# Work to complete
Would you please retype the records that follow, word for word?

# Information
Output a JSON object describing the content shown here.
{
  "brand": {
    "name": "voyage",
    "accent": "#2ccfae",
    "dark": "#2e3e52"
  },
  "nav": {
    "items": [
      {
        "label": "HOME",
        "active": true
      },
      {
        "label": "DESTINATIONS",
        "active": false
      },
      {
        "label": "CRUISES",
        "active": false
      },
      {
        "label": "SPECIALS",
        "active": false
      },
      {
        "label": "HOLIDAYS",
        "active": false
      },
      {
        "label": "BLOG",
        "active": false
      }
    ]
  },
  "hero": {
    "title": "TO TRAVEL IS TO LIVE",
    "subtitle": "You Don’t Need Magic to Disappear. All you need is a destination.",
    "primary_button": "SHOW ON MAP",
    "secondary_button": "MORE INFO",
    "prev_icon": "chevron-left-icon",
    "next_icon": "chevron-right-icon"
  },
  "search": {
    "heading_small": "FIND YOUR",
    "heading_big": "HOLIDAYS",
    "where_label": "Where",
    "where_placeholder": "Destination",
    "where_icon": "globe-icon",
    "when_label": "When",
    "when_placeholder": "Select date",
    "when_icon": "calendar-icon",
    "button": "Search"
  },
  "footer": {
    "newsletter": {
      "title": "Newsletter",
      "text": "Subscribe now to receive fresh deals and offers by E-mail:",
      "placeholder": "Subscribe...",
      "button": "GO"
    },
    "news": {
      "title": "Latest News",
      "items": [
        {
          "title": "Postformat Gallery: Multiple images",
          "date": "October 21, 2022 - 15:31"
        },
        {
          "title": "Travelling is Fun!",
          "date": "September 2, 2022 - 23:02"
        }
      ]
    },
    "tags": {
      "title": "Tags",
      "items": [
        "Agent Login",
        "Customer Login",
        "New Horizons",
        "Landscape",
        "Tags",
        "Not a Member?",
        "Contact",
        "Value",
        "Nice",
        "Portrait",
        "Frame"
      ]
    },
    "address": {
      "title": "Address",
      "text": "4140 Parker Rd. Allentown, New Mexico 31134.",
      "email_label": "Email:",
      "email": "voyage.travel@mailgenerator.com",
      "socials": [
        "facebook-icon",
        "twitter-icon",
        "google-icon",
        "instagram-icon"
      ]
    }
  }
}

# Answer box
Output a JSON object describing the content shown here.
{
  "brand": {
    "name": "voyage",
    "accent": "#2ccfae",
    "dark": "#2e3e52"
  },
  "nav": {
    "items": [
      {
        "label": "HOME",
        "active": true
      },
      {
        "label": "DESTINATIONS",
        "active": false
      },
      {
        "label": "CRUISES",
        "active": false
      },
      {
        "label": "SPECIALS",
        "active": false
      },
      {
        "label": "HOLIDAYS",
        "active": false
      },
      {
        "label": "BLOG",
        "active": false
      }
    ]
  },
  "hero": {
    "title": "TO TRAVEL IS TO LIVE",
    "subtitle": "You Don’t Need Magic to Disappear. All you need is a destination.",
    "primary_button": "SHOW ON MAP",
    "secondary_button": "MORE INFO",
    "prev_icon": "chevron-left-icon",
    "next_icon": "chevron-right-icon"
  },
  "search": {
    "heading_small": "FIND YOUR",
    "heading_big": "HOLIDAYS",
    "where_label": "Where",
    "where_placeholder": "Destination",
    "where_icon": "globe-icon",
    "when_label": "When",
    "when_placeholder": "Select date",
    "when_icon": "calendar-icon",
    "button": "Search"
  },
  "footer": {
    "newsletter": {
      "title": "Newsletter",
      "text": "Subscribe now to receive fresh deals and offers by E-mail:",
      "placeholder": "Subscribe...",
      "button": "GO"
    },
    "news": {
      "title": "Latest News",
      "items": [
        {
          "title": "Postformat Gallery: Multiple images",
          "date": "October 21, 2022 - 15:31"
        },
        {
          "title": "Travelling is Fun!",
          "date": "September 2, 2022 - 23:02"
        }
      ]
    },
    "tags": {
      "title": "Tags",
      "items": [
        "Agent Login",
        "Customer Login",
        "New Horizons",
        "Landscape",
        "Tags",
        "Not a Member?",
        "Contact",
        "Value",
        "Nice",
        "Portrait",
        "Frame"
      ]
    },
    "address": {
      "title": "Address",
      "text": "4140 Parker Rd. Allentown, New Mexico 31134.",
      "email_label": "Email:",
      "email": "voyage.travel@mailgenerator.com",
      "socials": [
        "facebook-icon",
        "twitter-icon",
        "google-icon",
        "instagram-icon"
      ]
    }
  }
}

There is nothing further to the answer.